The topics diverged as much as the choice in food.  I choice to link up with a fellow blogger and heck of a guy Jake Bouma at a burger and beer joint called The Bulldog  The Bulldog

12 of us sat around a table with some great food and beverages discussing theological questions and concerns that have come up in our youth ministry, or our own personal journeys.

It was fascinating to hear the many different perspectives and views represented across the table. Not to mention that the Rooster burger was heavenly!

In no other conference would this mixture of youth workers gather together for community.

I ended the night with two other youth pastors at a cigar lounge where we discussed the future of youth ministry (what will the issues be ten years from now?, just how contextual does youth ministry need to be?, what will our roles in church be reformer or revolutionary?)

Day 3

The last day began with (I suppose you could call it a presentation) on Spark house and their new innovative approach to rethinking confirmation.

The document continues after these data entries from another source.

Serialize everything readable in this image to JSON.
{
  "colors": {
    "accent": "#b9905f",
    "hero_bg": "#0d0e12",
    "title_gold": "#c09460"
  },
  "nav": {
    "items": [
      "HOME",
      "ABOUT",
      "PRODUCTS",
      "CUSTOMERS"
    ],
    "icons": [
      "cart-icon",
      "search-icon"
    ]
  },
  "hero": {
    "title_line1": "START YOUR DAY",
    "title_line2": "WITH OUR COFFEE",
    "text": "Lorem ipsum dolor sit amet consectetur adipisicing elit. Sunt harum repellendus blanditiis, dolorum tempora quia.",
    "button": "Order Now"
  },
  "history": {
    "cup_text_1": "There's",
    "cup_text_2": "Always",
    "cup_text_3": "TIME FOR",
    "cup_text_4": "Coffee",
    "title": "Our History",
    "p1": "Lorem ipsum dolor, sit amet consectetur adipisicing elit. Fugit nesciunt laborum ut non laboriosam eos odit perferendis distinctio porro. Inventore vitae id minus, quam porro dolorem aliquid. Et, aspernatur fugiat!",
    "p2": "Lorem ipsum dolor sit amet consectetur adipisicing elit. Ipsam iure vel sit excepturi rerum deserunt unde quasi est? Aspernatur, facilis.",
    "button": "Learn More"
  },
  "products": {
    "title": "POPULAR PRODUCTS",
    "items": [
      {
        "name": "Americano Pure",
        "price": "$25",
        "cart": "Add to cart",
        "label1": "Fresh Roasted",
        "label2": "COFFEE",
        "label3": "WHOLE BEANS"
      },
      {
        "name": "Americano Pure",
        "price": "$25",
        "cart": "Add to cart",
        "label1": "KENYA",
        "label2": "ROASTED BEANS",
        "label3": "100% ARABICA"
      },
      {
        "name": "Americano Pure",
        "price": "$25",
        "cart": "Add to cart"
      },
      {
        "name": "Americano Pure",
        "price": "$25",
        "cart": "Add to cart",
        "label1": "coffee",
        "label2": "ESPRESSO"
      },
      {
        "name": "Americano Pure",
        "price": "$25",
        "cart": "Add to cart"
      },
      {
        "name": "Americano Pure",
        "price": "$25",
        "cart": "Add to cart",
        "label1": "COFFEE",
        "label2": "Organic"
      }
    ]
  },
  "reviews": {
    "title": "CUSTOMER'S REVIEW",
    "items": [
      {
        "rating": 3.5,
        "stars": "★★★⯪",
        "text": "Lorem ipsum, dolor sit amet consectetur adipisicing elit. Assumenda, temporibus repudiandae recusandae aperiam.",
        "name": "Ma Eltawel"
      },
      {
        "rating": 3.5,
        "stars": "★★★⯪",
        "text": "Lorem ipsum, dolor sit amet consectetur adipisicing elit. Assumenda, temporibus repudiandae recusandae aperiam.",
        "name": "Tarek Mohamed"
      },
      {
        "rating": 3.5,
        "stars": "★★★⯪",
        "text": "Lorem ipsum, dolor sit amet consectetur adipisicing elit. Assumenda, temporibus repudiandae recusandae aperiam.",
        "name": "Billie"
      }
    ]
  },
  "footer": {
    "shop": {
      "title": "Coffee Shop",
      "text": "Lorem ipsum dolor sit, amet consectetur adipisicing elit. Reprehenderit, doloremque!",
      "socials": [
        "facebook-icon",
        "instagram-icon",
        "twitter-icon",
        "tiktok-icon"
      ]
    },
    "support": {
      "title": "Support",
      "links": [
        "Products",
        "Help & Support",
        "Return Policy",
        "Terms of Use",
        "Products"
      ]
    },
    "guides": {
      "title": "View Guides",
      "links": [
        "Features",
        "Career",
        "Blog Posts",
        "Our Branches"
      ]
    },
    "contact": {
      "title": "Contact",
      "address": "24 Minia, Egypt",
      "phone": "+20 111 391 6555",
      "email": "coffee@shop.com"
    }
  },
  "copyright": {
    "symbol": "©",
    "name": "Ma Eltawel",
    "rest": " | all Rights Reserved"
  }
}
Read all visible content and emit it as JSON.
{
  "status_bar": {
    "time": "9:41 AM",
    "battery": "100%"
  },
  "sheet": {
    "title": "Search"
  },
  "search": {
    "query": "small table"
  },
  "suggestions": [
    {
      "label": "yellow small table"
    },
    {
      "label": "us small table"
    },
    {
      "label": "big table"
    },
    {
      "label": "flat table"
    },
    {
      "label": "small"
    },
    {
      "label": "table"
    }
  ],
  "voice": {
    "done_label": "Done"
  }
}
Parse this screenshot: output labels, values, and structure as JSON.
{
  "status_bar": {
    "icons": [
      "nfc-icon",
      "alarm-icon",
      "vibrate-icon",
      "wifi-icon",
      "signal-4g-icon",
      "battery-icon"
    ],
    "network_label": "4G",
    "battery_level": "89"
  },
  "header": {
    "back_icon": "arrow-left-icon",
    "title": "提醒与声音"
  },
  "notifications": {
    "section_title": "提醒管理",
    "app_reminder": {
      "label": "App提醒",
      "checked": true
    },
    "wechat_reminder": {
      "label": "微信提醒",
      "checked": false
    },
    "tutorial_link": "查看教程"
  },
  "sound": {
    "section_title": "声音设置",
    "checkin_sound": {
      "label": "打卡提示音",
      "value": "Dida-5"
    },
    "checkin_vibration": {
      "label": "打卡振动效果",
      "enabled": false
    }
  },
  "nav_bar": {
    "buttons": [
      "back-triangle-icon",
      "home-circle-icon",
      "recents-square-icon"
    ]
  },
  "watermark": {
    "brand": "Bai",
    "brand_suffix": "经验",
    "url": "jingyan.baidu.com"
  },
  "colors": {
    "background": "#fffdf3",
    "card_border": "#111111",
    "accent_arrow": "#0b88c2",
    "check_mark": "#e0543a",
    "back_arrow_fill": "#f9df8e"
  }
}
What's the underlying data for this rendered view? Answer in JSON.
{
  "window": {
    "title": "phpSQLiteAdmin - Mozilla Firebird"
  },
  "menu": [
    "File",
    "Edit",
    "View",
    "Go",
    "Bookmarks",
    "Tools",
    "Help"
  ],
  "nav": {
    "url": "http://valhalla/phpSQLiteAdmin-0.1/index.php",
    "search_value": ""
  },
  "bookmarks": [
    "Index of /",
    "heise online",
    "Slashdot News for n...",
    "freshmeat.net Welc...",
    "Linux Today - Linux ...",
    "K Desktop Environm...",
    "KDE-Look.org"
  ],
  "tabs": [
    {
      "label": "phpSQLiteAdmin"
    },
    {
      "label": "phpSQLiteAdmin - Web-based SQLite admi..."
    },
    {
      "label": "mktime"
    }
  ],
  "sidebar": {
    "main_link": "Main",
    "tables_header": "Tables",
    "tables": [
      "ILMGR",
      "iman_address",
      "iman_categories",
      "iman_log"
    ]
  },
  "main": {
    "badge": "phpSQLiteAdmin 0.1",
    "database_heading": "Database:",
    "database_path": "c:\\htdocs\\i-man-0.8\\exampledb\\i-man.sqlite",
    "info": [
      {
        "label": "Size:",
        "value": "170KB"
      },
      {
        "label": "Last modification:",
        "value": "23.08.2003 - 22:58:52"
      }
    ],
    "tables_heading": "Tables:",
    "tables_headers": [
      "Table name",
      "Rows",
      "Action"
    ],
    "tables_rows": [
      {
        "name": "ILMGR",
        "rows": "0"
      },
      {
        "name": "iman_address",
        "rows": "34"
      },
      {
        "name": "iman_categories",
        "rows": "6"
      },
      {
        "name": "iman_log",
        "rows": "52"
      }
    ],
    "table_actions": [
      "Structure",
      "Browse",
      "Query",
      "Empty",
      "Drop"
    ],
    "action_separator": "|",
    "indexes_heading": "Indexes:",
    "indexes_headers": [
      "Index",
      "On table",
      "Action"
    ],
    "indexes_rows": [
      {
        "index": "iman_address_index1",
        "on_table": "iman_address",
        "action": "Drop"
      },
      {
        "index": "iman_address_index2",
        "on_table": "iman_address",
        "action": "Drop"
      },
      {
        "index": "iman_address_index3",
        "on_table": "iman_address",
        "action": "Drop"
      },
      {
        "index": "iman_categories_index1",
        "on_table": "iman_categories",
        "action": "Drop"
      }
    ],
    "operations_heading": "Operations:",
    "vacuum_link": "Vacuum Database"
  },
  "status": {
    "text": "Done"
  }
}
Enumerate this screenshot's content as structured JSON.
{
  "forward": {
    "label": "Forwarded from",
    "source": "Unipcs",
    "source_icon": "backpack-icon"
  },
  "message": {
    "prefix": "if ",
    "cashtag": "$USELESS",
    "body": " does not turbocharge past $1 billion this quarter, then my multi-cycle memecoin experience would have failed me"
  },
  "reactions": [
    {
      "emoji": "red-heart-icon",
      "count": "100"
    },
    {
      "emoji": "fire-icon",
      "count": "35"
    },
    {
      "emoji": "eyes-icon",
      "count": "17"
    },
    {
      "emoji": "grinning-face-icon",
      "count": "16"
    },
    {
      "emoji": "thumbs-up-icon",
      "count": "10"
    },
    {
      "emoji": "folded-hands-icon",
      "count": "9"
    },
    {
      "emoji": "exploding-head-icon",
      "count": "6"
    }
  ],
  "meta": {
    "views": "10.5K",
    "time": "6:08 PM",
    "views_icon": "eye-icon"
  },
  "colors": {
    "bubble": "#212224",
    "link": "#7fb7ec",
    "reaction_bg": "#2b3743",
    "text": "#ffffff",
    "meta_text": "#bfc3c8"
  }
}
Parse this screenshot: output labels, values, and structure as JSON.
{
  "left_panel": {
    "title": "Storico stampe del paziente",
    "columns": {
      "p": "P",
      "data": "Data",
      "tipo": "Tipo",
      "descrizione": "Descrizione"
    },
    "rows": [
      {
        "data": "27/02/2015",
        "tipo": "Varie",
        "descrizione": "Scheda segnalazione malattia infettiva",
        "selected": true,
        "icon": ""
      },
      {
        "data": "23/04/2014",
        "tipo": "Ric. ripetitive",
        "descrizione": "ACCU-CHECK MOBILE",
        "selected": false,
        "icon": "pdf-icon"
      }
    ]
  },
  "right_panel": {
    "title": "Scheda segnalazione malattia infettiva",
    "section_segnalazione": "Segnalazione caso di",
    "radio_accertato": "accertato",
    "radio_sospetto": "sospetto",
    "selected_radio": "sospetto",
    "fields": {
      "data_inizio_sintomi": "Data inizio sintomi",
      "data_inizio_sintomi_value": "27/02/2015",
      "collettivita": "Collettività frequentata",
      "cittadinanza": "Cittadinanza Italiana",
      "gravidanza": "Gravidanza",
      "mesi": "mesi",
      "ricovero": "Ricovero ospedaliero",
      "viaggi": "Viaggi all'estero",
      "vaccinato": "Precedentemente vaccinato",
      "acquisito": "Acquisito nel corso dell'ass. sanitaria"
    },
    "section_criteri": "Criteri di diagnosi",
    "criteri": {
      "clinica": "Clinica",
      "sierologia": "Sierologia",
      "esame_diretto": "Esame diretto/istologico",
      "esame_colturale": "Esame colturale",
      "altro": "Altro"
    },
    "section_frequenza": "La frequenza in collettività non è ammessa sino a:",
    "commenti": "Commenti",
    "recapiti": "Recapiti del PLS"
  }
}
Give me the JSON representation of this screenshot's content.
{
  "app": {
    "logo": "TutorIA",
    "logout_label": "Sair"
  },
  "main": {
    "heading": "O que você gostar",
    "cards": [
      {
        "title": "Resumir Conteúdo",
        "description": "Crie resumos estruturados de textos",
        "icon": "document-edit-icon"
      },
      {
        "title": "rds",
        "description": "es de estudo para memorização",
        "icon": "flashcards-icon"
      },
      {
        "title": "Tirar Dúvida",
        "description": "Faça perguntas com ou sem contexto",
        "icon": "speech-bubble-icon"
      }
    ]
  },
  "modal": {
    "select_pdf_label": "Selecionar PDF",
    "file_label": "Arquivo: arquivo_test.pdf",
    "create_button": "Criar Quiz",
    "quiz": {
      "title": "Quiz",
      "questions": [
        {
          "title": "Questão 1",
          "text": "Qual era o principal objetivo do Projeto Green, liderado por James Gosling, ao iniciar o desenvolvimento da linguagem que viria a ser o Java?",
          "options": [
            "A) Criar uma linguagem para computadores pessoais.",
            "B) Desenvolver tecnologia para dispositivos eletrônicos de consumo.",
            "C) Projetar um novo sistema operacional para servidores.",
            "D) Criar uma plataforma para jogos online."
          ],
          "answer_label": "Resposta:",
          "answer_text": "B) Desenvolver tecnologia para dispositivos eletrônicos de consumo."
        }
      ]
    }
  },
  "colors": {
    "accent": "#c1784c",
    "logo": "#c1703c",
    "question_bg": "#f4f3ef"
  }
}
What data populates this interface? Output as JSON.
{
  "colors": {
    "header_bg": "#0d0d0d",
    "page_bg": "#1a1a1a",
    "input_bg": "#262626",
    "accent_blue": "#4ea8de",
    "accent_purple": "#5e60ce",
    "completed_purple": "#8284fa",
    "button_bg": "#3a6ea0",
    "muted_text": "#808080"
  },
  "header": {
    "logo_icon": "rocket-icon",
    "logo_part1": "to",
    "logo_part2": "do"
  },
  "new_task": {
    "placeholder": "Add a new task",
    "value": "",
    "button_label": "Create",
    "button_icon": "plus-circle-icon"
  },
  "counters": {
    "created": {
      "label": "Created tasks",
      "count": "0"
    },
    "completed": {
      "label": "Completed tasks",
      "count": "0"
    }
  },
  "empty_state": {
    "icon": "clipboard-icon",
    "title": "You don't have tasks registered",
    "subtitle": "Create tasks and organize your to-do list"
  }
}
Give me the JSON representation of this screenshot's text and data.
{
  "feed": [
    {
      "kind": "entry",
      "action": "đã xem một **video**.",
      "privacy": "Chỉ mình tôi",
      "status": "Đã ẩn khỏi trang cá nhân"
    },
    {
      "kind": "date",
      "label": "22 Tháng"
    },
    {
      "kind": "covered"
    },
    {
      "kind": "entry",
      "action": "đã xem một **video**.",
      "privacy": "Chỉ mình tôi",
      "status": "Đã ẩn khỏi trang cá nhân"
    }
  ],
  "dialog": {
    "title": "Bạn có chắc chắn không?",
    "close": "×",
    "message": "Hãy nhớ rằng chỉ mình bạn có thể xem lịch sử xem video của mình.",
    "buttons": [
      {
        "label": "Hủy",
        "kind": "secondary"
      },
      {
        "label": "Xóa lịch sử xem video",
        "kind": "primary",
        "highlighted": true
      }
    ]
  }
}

Sparkhouse resourcing

I was very impressed with their vision, as well as resources and would recommend checking it out.  Even if you do not teach a formal confirmation class, it is one of the better holistic, creative, sensory, and theological “disciplship” resources I have seen.  You will want to check out Re:Form curriculum @  Re:Form

You will also want to check out some of their innovative teaching and discussion starter videos @ Sparkhouse videos

FirstThird attendees all then participated in chapel at Luther Seminary and I was blessed by the message from Kenda Dean, the worship, the hymns, and the holy Eucharist.

Kenda then presented Lecture #2 on the translating of our faith across generations. She offered some profound and inspirational thoughts on what it could mean to share our faith in both word and deed in the way that invited all to participate and receive.

Some rules for translation:

The best translators are people not programs

Translation works best in community

Translation can threaten those in charge

Through her talk, she both challenged and encouraged us to “Imagine the world as though the kingdom of God is at hand”, and to “Imagine the world is better than it is and live as though it were possible!”

Kenda posed the question, what if our job is not to convince young people that Jesus is alive but rather to live like it?

Unfortunately I had to leave shortly after our taco buffet lunch and missed the last discussion session, but I am sure that the Twitter feed and #1st3rd will fill me in.

I will write up a brief recap and final thoughts later.